The Japanese government was late in banning asbestos; such a ban did not go into effect until 2006, and asbestos-related cancers are still disturbingly common in that country. The problem now is that some asbestos has been overlooked–and like the legendary monster that rose out of the sea to destroy Tokyo in science fiction films of the 1950s, a three-headed asbestos creature is now threatening the health and well-being of the Japanese public.
As readers and frequent visitors to are well aware, there are two recognized forms of asbestos–chrysotile and amphibole. Although both kinds are harmful to respiratory health, the latter kind is particularly deadly, and associated with the rapid onset of mesothelioma as the hard, needle-like fibers burrow through lung tissue from the inside out. However, until now Japanese health authorities had believed that three types of amphibole asbestos had never been used in that country.
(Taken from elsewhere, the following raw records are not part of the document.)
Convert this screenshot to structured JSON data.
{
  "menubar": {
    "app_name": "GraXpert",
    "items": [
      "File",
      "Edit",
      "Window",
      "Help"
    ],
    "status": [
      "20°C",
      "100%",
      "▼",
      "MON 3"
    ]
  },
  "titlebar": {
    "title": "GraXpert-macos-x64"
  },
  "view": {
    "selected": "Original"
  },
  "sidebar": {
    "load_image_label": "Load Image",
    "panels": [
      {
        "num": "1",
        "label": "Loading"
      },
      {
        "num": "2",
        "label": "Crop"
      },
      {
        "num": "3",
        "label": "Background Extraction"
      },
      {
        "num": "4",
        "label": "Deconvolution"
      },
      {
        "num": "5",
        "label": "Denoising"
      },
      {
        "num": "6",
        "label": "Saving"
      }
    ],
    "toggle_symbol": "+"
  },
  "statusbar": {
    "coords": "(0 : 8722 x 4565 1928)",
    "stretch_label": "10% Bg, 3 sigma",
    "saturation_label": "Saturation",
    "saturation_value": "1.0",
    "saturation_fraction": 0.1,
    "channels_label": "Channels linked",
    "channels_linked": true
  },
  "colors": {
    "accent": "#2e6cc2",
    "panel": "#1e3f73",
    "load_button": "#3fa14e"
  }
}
They were wrong; during inspections around the country in 2005 and 2006, most government health authorities confined their search for chrysotile, amosite and crocidolite, the three most commonly used varieties of asbestos. They failed to look for tremolite–a common contaminant in an insulation material marketed by the U.S.-based W. R. Grace & Company–as well as the rarely-used actinolite and anthophyllite. All three of these deadly amphiboles have been detected in eight public buildings located in the Yokohama, Chuo, and Niigata wards of Tokyo, according to the Yomiuru Shimbun, an online Japanese newspaper.

These eight buildings include nursery schools. In fact, 53 percent of the insulation sprayed on the machine room ceiling of one such nursery school contained tremolite asbestos. Initially, the Japanese government had intended to inspect buildings for all six recognized varieties of asbestos. However, industrial authorities believed that only the three most common posed a health threat; therefore, health inspectors did not look for tremolite and the others varieties that have now turned up. Of the 120 local governments contacted by the newspaper, only 75 percent had inspected schools and other public buildings for any kind of asbestos at all. Japan’s asbestos problem became apparent in 2005 when it was realized that residents living near the Kubota Machinery factory in Amagasaki were developing asbestos diseases at abnormally high rates.